Indeed he does hate everything gubmint, boys and girls, and he showed it off again in the Sunday Star Tribune. Apparently, seconded from the airless Pat Anderson campaign, where he is ordinarily employed writing airless press releases justifying the featherbed employment of Tony Sutton as the assistant state auditor when Anderson had the job before, Westover — our beloved Captain Fishsicks — repeats the central tenet of his belief system:
Gubmint cannot create wealth.
Craig Westover has a rosary with one bead.
He clacks the bead back and forth (although with a single bead, he may need to just whack it against his forehead repeatedly) any time he is asked to write something — and several times before retiring for the evening, too. It’s often accompanied by a gentle rocking to and fro.
However, having a one bead rosary makes a person — regrettably — prone to confirmation bias. Facts that seem to support the belief are accepted, while those that do not are rejected and, as the article at the link suggests, may even drive the believer further into belief, as a psychological defense mechanism.
It that Sticks, or what, Spotty?
Well, hello, grasshopper; you haven’t been around for a while! But yes, it does describe Westover pretty well.
Let’s consider this doctrinaire little riff from the Captain in his piece:
Demand for products at profitable prices motivates businesses to expand production (build more factories), hire more people, distribute greater wealth and thus increase general prosperity. Taxing the private sector to subsidize government-initiated projects funnels material, labor and capital into projects that only consume wealth.
The "demand" for light rail is predicated on a price (as is all economic demand). However, operating costs for the "highly successful" Hiawatha Line are about three times the revenue generated by the fare box. People demand light rail at approximately one-third the cost of providing it, but they are unwilling to pay the true cost of service.
The fifth-grade question is: "Given light-rail transit that operates at a 66 percent deficit, how many lines can we build before we run out of money?"

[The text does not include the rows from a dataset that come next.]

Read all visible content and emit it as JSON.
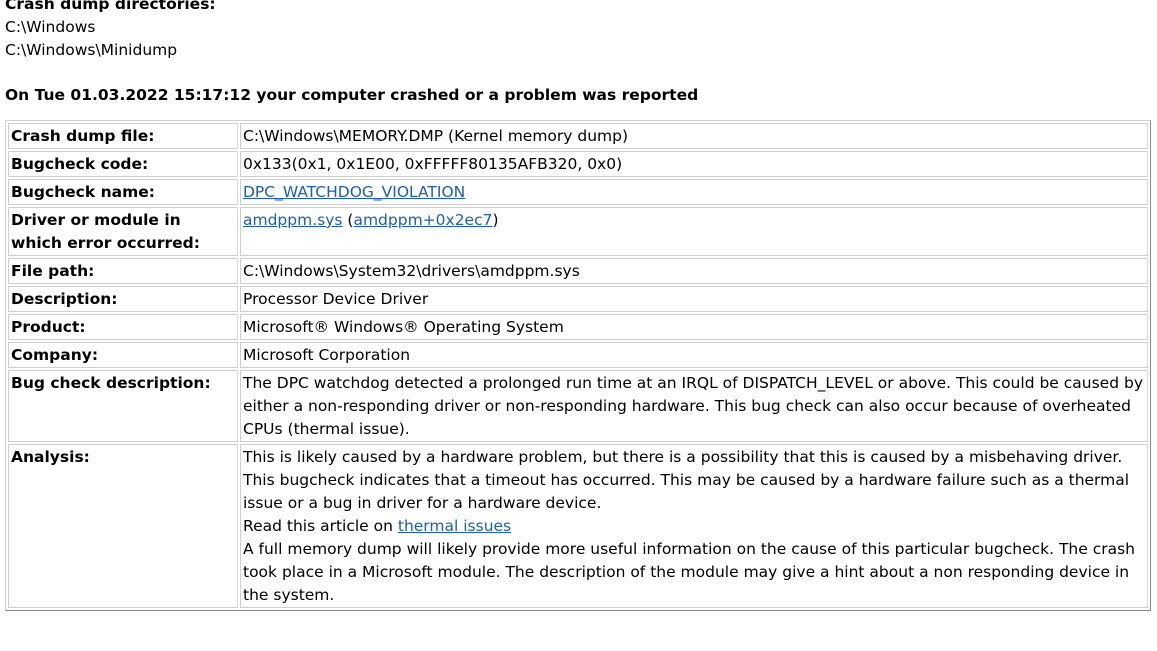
{
  "dirs": {
    "heading": "Crash dump directories:",
    "items": [
      "C:\\Windows",
      "C:\\Windows\\Minidump"
    ]
  },
  "crash_title": "On Tue 01.03.2022 15:17:12 your computer crashed or a problem was reported",
  "rows": {
    "dump_file": {
      "label": "Crash dump file:",
      "value": "C:\\Windows\\MEMORY.DMP (Kernel memory dump)"
    },
    "bugcheck_code": {
      "label": "Bugcheck code:",
      "value": "0x133(0x1, 0x1E00, 0xFFFFF80135AFB320, 0x0)"
    },
    "bugcheck_name": {
      "label": "Bugcheck name:",
      "link": "DPC_WATCHDOG_VIOLATION"
    },
    "driver": {
      "label": "Driver or module in which error occurred:",
      "link": "amdppm.sys",
      "open": " (",
      "link2": "amdppm+0x2ec7",
      "close": ")"
    },
    "file_path": {
      "label": "File path:",
      "value": "C:\\Windows\\System32\\drivers\\amdppm.sys"
    },
    "description": {
      "label": "Description:",
      "value": "Processor Device Driver"
    },
    "product": {
      "label": "Product:",
      "value": "Microsoft® Windows® Operating System"
    },
    "company": {
      "label": "Company:",
      "value": "Microsoft Corporation"
    },
    "bug_desc": {
      "label": "Bug check description:",
      "value": "The DPC watchdog detected a prolonged run time at an IRQL of DISPATCH_LEVEL or above. This could be caused by either a non-responding driver or non-responding hardware. This bug check can also occur because of overheated CPUs (thermal issue)."
    },
    "analysis": {
      "label": "Analysis:",
      "p1": "This is likely caused by a hardware problem, but there is a possibility that this is caused by a misbehaving driver.",
      "p2": "This bugcheck indicates that a timeout has occurred. This may be caused by a hardware failure such as a thermal issue or a bug in driver for a hardware device.",
      "p3_prefix": "Read this article on ",
      "p3_link": "thermal issues",
      "p4": "A full memory dump will likely provide more useful information on the cause of this particular bugcheck. The crash took place in a Microsoft module. The description of the module may give a hint about a non responding device in the system."
    }
  },
  "colors": {
    "link": "#1a5fb4",
    "border": "#cfcfcf"
  }
}
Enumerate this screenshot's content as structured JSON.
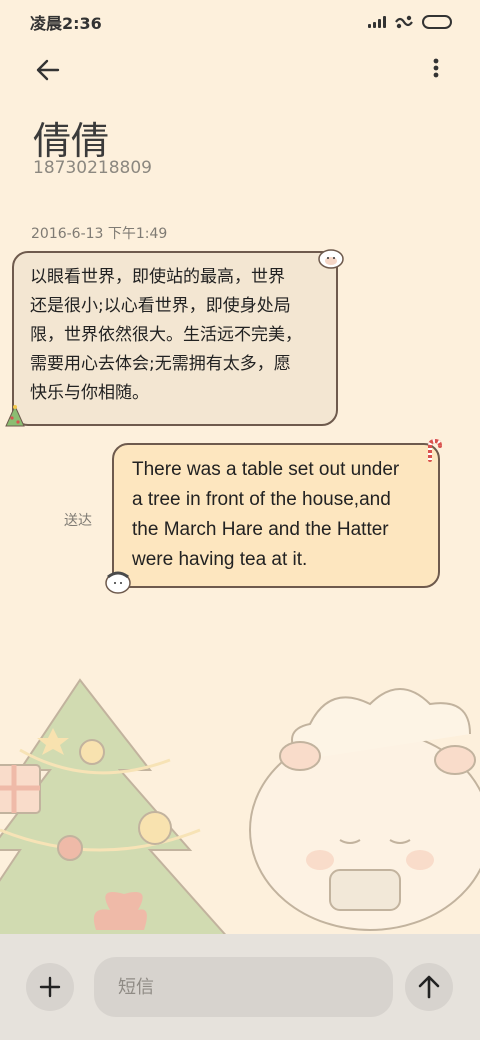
{
  "status_bar": {
    "time": "凌晨2:36"
  },
  "header": {
    "back_icon": "back-arrow-icon",
    "more_icon": "more-vertical-icon"
  },
  "contact": {
    "name": "倩倩",
    "phone": "18730218809"
  },
  "conversation": {
    "date": "2016-6-13 下午1:49",
    "incoming": {
      "lines": [
        "以眼看世界，即使站的最高，世界",
        "还是很小;以心看世界，即使身处局",
        "限，世界依然很大。生活远不完美，",
        "需要用心去体会;无需拥有太多，愿",
        "快乐与你相随。"
      ]
    },
    "outgoing": {
      "lines": [
        "There was a table set out under",
        "a tree in front of the house,and",
        "the March Hare and the Hatter",
        "were having tea at it."
      ],
      "status": "送达"
    }
  },
  "composer": {
    "add_icon": "plus-icon",
    "placeholder": "短信",
    "send_icon": "arrow-up-icon"
  },
  "colors": {
    "background": "#fdf0dc",
    "incoming_bubble": "#f3e6d2",
    "outgoing_bubble": "#fde6bf",
    "bubble_border": "#6e5a4d",
    "bottom_bar": "#e6e2dc"
  }
}
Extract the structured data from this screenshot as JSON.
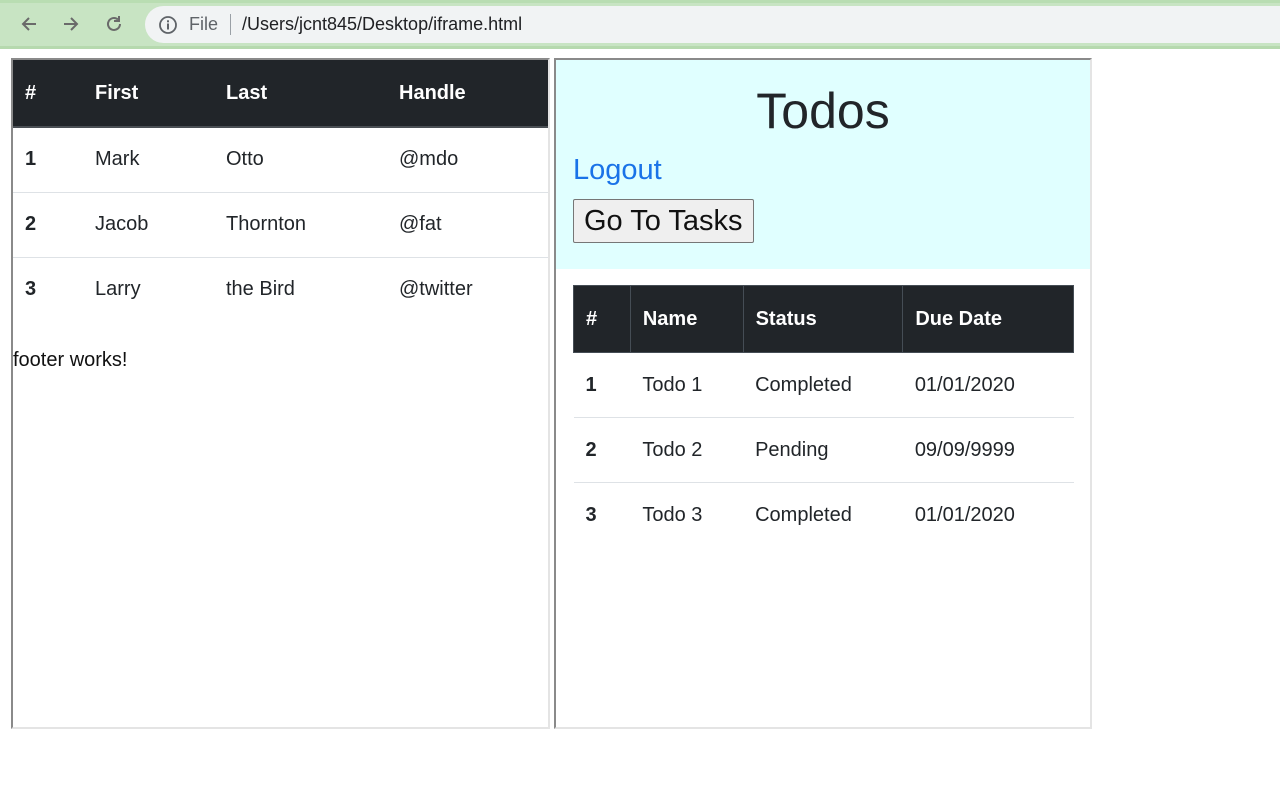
{
  "browser": {
    "file_label": "File",
    "url": "/Users/jcnt845/Desktop/iframe.html"
  },
  "users_table": {
    "headers": [
      "#",
      "First",
      "Last",
      "Handle"
    ],
    "rows": [
      [
        "1",
        "Mark",
        "Otto",
        "@mdo"
      ],
      [
        "2",
        "Jacob",
        "Thornton",
        "@fat"
      ],
      [
        "3",
        "Larry",
        "the Bird",
        "@twitter"
      ]
    ],
    "footer": "footer works!"
  },
  "todos": {
    "title": "Todos",
    "logout_label": "Logout",
    "tasks_button_label": "Go To Tasks",
    "headers": [
      "#",
      "Name",
      "Status",
      "Due Date"
    ],
    "rows": [
      [
        "1",
        "Todo 1",
        "Completed",
        "01/01/2020"
      ],
      [
        "2",
        "Todo 2",
        "Pending",
        "09/09/9999"
      ],
      [
        "3",
        "Todo 3",
        "Completed",
        "01/01/2020"
      ]
    ]
  },
  "colors": {
    "toolbar": "#c8e4c3",
    "table_header": "#212529",
    "todo_header_bg": "#e0ffff",
    "link": "#1a73e8"
  }
}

That’s the fifth grade question, all right, and the one that Westover would ask. But the follow up question to the fifth grader — or to Sticks — should be: we’ve been subsidizing the building and maintaining of roads since Roman times and continue to do it today; why didn’t that drive us into penury centuries ago?
That question is greeted with stony, huffy silence; somewhere down in a calcified little spot in his heart, even Westover has to recognize that transportation (just one facet of public infrastructure) contributes to the wealth of nations and the citizens that live in them.
The question above is one of the most self-revelatory things that Sticks has ever written; libertarians and fifth graders have an uncomfortably lot in common. Even King Banaian’s most hocus pocus economic models don’t come anywhere near telling us what the value of any investment, public or private, will be in the long term.
Thinking you can do it with arithmetic is so laughably ignorant, so fatuous and puerile that a proponent of the idea should be dismissed immediately and irrevocably from the public discourse.
But Sticks undoubtedly did very well on story problems in arithmetic in the fifth grade, because he just concentrated on the train leaving Cleveland and the one leaving Chicago and determining where they would collide, not stopping to consider the combination of private and public investments necessary to deliver the trains to their fate.
I’ll have more to say about this article, especially the part where Westover maintains that private expenditures are always good and productive, while public ones never are; we’ll call it Westover’s parable of the train and the salad shooter.
You know, Westover’s rosary may actually have two beads.